Thursday, December 23, 2004

America ****

Frank, E.R. America. New York: Antheneum, 2002.

This book alternates between scenes from "Now" and "Then." Back Then, America lived as a foster child to an older woman, Mrs. Harper. Living with them is a man named Browning who gets America to trust him and then eventually begins to sexually molest him. He has to visit with his mother who is always on "errands", and leaves him alone with his older brothers who are bad kids and teach him how to be bad. He eventually runs away from there and lives on the streets until he is taken in by a drug dealer.

In the chapters that take place Now, America is in a different facility, Ridgeway. Most of the scenes center around his twice-weekly therapy sessions. He is resistant to accepting help during the entire time.

During the book, we see America as a nice little boy and then see how life makes him act badly. In the Now parts, the author makes America a sympathetic character so we are rooting for him throughout, hoping he will come around and get some help.

Saturday, December 18, 2004

A Terrible Secret *

Anfousse, Ginette. A Terrible Secret. Toronto: James Lorimer, 2000/1991

I had a hard time figuring out what the terrible secret was, and why it was so terrible. All I could figure was that the secret was how terrible this book was. This book was originally written in 1991 and translated in 2000 into English. Usually, a book is only translated when it is a good book, sells a good number of copies, and seems that it would have similar success if sold elsewhere in a different language. I have no idea why this book was ever translated. I can blame the bad writing on the translater, but I can't blame the awful plot on anyone other than the author.

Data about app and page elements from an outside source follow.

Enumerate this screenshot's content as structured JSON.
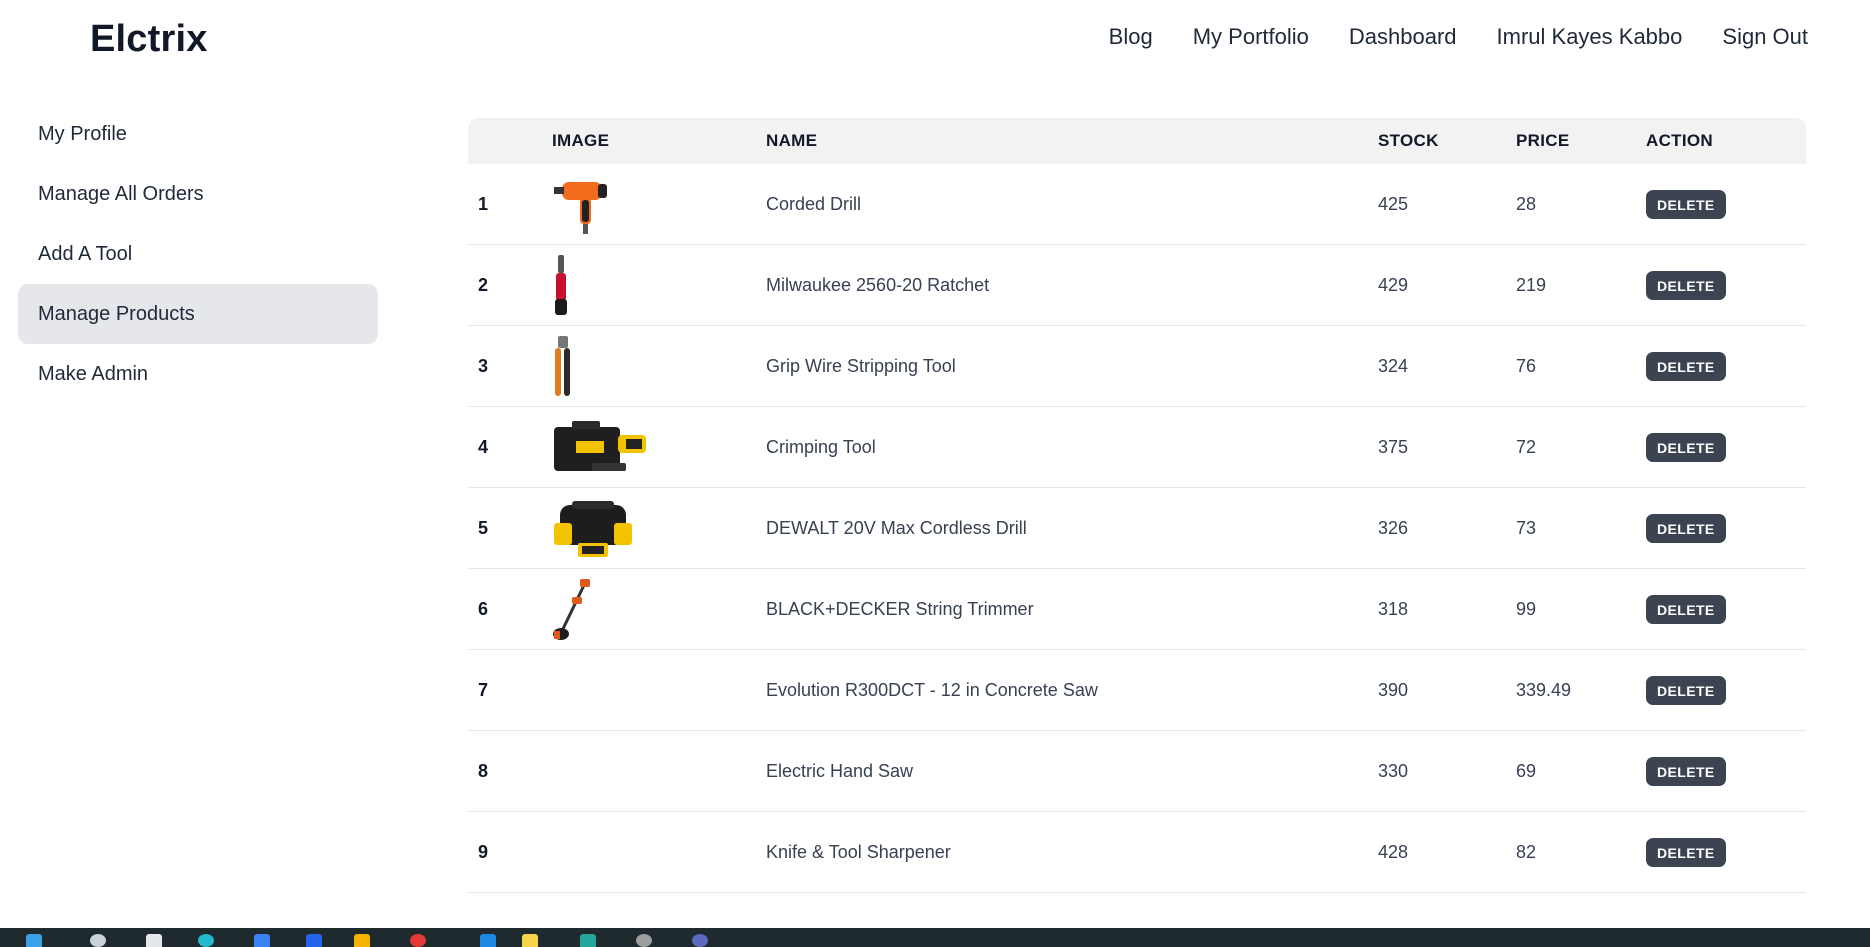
{
  "brand": "Elctrix",
  "nav": [
    "Blog",
    "My Portfolio",
    "Dashboard",
    "Imrul Kayes Kabbo",
    "Sign Out"
  ],
  "sidebar": {
    "items": [
      {
        "label": "My Profile",
        "active": false
      },
      {
        "label": "Manage All Orders",
        "active": false
      },
      {
        "label": "Add A Tool",
        "active": false
      },
      {
        "label": "Manage Products",
        "active": true
      },
      {
        "label": "Make Admin",
        "active": false
      }
    ]
  },
  "table": {
    "headers": {
      "index": "",
      "image": "IMAGE",
      "name": "NAME",
      "stock": "STOCK",
      "price": "PRICE",
      "action": "ACTION"
    },
    "delete_label": "DELETE",
    "rows": [
      {
        "index": "1",
        "image": "corded-drill-image",
        "name": "Corded Drill",
        "stock": "425",
        "price": "28"
      },
      {
        "index": "2",
        "image": "ratchet-image",
        "name": "Milwaukee 2560-20 Ratchet",
        "stock": "429",
        "price": "219"
      },
      {
        "index": "3",
        "image": "wire-stripper-image",
        "name": "Grip Wire Stripping Tool",
        "stock": "324",
        "price": "76"
      },
      {
        "index": "4",
        "image": "crimping-tool-kit-image",
        "name": "Crimping Tool",
        "stock": "375",
        "price": "72"
      },
      {
        "index": "5",
        "image": "cordless-drill-kit-image",
        "name": "DEWALT 20V Max Cordless Drill",
        "stock": "326",
        "price": "73"
      },
      {
        "index": "6",
        "image": "string-trimmer-image",
        "name": "BLACK+DECKER String Trimmer",
        "stock": "318",
        "price": "99"
      },
      {
        "index": "7",
        "image": "",
        "name": "Evolution R300DCT - 12 in Concrete Saw",
        "stock": "390",
        "price": "339.49"
      },
      {
        "index": "8",
        "image": "",
        "name": "Electric Hand Saw",
        "stock": "330",
        "price": "69"
      },
      {
        "index": "9",
        "image": "",
        "name": "Knife & Tool Sharpener",
        "stock": "428",
        "price": "82"
      }
    ]
  },
  "colors": {
    "accent_button": "#3d4451",
    "active_sidebar": "#e5e7eb",
    "table_header": "#f2f2f2",
    "taskbar": "#1f2a2e"
  }
}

Maggie is the main character but we don't really get to know her. Her friend Chloe does strange things, but the reasons aren't fully explained. There are all sorts of characters that come and go. None of them are really fleshed out at all so they all seem similar, no personality. The plot doesn't really make sense. There are a lot of things going on, but none of them really seem to come together to make any sense in the end.

The moral of the story seems to be that gangs are bad, but gangs are only mentioned a few times and aren't really the main thrust of the story. They are really only in the background and seemingly unimportant to the story until the end when we find out that a certain character was involved in one. There may be a point to this story, but it isn't fleshed out at all. I can't see any person enjoying this book. I don't even want to put it back on my shelves it is so bad. I can't see anyone wanting to read it.

This lead me to wonder why I ever bought it anyway. I went back to see if maybe I meant to buy another book by the same title and bought the wrong one. But, no, this book received a favorable review. This leads me to wonder if the reviewer felt bad giving a bad review? Am I just missing something spectacular about this book? The last sentence of the review was priceless: "The mystery keeps the pages turning, and the characters, especially Maggie, keep readers involved. YAs will be relieved when she lets go of her secret." I was relieved, but only that the book was over.